Moving west to east, the second building of the East 10th Street Historic District, number 295 (above), is part of the same set of houses that includes 293 and ends with 299. All built in a Greek Revival/Italianate style, they're attributed to the architect Joseph Trench. As before, this building incorporates Queen-Anne-style alterations, such as the cornice; the main entrance was also moved to the basement.
Previously: The East 10th Historic District—Photos
The New York City Landmarks Preservation Commission voted unanimously this past January to elevate the north side of East 10th Street between Avenues A and B to the status of historic district. The district contains 26 buildings, most of which were built in the 1840s, '50s, and '60s, following the opening of Tompkins Square Park, which the buildings face, in 1834. A few of the buildings went up around the turn of the twentieth century, including the McKim, Mead, & White-designed public library at 331 East 10th.
These buildings, though not the library, have been altered greatly since their construction, and as such they're fascinating historical assemblages.

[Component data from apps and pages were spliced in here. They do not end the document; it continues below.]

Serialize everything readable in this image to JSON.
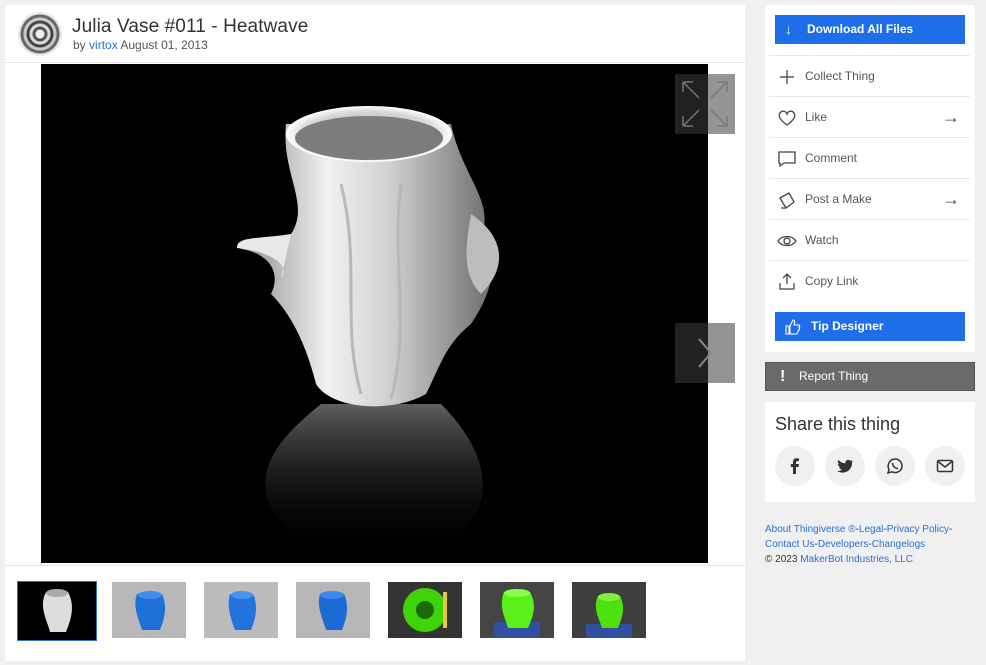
{
  "thing": {
    "title": "Julia Vase #011 - Heatwave",
    "by": "by",
    "author": "virtox",
    "date": "August 01, 2013"
  },
  "actions": {
    "download": "Download All Files",
    "collect": "Collect Thing",
    "like": "Like",
    "comment": "Comment",
    "post_make": "Post a Make",
    "watch": "Watch",
    "copy_link": "Copy Link",
    "tip": "Tip Designer",
    "report": "Report Thing"
  },
  "share": {
    "title": "Share this thing",
    "buttons": [
      "facebook-icon",
      "twitter-icon",
      "whatsapp-icon",
      "email-icon"
    ]
  },
  "footer": {
    "links": [
      "About Thingiverse ®",
      "Legal",
      "Privacy Policy",
      "Contact Us",
      "Developers",
      "Changelogs"
    ],
    "copyright": "©  2023",
    "company": "MakerBot Industries, LLC"
  },
  "colors": {
    "accent": "#1d6ee8",
    "report_bg": "#6a6a6a",
    "page_bg": "#f0f0f0"
  }
}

I live near the block, and since I'm addicted to Instagram, I thought I'd photograph and post each of the 26 structures. Above is building one, on the northwest corner of the block: 293 East 10th. Originally built (circa 1846) in a Greek Revival/Italianate style, it was later updated with a Queen Anne-style cornice. (This information, and all subsequent information about these buildings, comes from the East 10th Street Historic District "designation report," prepared for the preservation commission.) Other alterations—they are numerous, as you can glean from the image—include moving the main entrance to the basement and removing the window lintels. The current occupant of the storefront is the Horus Cafe and hookah lounge, which has a sidewalk cafe.
Among the people living in my building in 1940: stenographers, investigators (one for "N.Y.C. Social"), lawyers, waitresses, a hatmaker and a dressmaker, a hospital dietitian, and a "photographers" salesman. Though they mostly hailed from New York, quite a few were born in Russia, Austria, Poland, Germany, and Denmark, as well as New Jersey and Maine. Just a snapshot of what you can find on the 1940 Census site, which has been bombarded with more than 37 million "hits"—so cute, the Archives!—since nine a.m. Monday.
Yesterday the New York Post ran my article on what may be the country's first bar inside a full-time motorcycle garage. Called The Shop Brooklyn, the innovative Williamsburg outfit is located three blocks from me; I watched the space transform into what it is today over the last three years. Keep your eyes peeled, as they say.
(Photograph by Zandy Mangold.)